Don’t get me wrong. Skills and education are important. But the number one thing I look for in a candidate is character. Everything else is malleable. The ability to look your candidate in the eye across the table and recognize true character, behavior and morals is essential to successful hiring.
People get enamored by a candidate who interviews well and has an amazing resume. But then, when it doesn’t work out, they wonder why it didn’t work. It comes down to the core of who that person is. There are things you just can’t test in an interview. You need to know who they are and how they treat people.
For me, I observe the way someone treats the people around her or him–bosses, peers, subordinates, strangers. If someone treats everyone at an organization and its environment in ways indicative of respect and recognition of value, it shows true character. In business and in life, how you treat people is the most important thing. In my eyes, it far outranks the value of even an Ivy League education.
Build a Diverse Team
I really can’t stress this point enough. To be successful, it’s essential to build a diverse team. When you bring a team together with varied representation, with members of different genders, ages and ethnicities, you are ensuring that your team has a wide variety of mindsets, worldviews and ideas.
In business, government and the “third sector” of non-profit work, the communities and customers we serve are often a very diverse group. How can we hope to serve them well if we don’t have internal representation that similarly reflects non-homogenous viewpoints and experiences?
Many businesses shy away from diversity, but it’s a huge mistake. One of the reasons I have such a successful small team who can accomplish more than many larger ones is because we have voices that represent different interests. We have a better understanding of what our community needs from us.
Hiring a team of people who genuinely care about other people and have a passion for the work they do is always going to trump a top degree and an amazing resume.
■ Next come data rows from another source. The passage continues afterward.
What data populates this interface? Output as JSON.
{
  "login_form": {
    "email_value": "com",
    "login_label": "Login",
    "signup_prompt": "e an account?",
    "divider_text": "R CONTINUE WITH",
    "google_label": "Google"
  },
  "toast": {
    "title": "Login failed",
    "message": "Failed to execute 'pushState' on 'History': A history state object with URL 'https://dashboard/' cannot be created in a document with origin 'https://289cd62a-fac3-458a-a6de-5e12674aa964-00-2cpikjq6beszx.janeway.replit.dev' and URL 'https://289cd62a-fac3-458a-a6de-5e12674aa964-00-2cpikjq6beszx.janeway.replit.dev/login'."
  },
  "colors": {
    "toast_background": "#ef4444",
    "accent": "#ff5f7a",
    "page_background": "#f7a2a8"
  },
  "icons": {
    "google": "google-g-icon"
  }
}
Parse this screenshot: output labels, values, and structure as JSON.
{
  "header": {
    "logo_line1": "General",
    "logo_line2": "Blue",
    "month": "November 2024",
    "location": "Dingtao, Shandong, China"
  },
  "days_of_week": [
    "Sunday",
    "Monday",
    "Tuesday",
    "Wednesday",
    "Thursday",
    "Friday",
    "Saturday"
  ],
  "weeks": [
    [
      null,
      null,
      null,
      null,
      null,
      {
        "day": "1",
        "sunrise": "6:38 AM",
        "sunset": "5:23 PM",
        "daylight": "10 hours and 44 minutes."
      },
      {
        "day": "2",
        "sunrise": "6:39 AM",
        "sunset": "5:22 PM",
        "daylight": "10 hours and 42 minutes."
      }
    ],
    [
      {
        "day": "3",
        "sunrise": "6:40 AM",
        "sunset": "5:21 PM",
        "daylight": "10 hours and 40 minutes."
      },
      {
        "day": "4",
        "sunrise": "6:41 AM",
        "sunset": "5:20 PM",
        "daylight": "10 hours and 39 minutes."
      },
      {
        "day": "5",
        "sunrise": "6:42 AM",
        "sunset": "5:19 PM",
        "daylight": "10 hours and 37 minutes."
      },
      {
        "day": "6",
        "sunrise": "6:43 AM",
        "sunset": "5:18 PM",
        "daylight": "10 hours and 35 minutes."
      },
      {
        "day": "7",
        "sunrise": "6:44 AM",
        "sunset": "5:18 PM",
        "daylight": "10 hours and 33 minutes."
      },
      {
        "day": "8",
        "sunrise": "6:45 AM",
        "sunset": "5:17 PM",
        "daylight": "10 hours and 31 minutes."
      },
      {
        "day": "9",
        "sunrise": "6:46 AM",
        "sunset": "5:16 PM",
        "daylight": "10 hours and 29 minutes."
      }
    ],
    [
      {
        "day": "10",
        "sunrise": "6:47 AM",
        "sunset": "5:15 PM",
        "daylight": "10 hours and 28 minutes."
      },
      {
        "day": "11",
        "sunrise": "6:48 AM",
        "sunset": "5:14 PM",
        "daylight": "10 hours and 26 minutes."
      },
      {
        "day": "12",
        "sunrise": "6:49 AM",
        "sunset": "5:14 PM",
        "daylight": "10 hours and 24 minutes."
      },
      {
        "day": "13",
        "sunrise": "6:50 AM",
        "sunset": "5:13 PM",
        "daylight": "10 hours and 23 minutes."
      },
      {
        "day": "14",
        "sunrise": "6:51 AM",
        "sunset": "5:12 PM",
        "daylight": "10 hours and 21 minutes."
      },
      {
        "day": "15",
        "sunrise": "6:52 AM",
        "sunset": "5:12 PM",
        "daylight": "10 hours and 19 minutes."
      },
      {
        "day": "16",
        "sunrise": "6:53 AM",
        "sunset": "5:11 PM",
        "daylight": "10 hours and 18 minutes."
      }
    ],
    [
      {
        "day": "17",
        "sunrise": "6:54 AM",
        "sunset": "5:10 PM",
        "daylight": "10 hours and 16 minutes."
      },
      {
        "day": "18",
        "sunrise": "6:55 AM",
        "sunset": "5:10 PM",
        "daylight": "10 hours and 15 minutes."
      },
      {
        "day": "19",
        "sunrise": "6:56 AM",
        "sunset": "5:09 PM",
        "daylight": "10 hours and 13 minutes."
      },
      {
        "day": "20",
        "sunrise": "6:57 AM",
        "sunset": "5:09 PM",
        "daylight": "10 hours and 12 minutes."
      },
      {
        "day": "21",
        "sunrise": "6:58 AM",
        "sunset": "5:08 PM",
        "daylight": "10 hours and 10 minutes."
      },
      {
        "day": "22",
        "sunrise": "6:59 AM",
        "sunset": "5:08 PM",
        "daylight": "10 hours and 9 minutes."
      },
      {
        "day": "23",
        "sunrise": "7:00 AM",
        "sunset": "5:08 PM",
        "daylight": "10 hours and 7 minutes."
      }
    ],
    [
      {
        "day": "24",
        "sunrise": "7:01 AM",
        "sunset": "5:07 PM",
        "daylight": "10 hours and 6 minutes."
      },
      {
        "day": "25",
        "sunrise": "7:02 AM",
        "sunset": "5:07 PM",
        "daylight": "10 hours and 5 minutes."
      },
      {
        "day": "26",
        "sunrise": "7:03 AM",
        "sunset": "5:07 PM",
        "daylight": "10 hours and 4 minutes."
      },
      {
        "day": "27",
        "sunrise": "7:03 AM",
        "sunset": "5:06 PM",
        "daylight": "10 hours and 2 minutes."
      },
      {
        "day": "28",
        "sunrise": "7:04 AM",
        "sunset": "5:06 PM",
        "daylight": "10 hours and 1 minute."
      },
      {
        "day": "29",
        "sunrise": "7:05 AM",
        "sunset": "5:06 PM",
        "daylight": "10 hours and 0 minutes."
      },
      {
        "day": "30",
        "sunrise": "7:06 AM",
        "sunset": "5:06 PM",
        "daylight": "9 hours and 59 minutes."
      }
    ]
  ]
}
Is it possible to find talent with both? Absolutely. But if you look for character first, you’ll always make the right hire.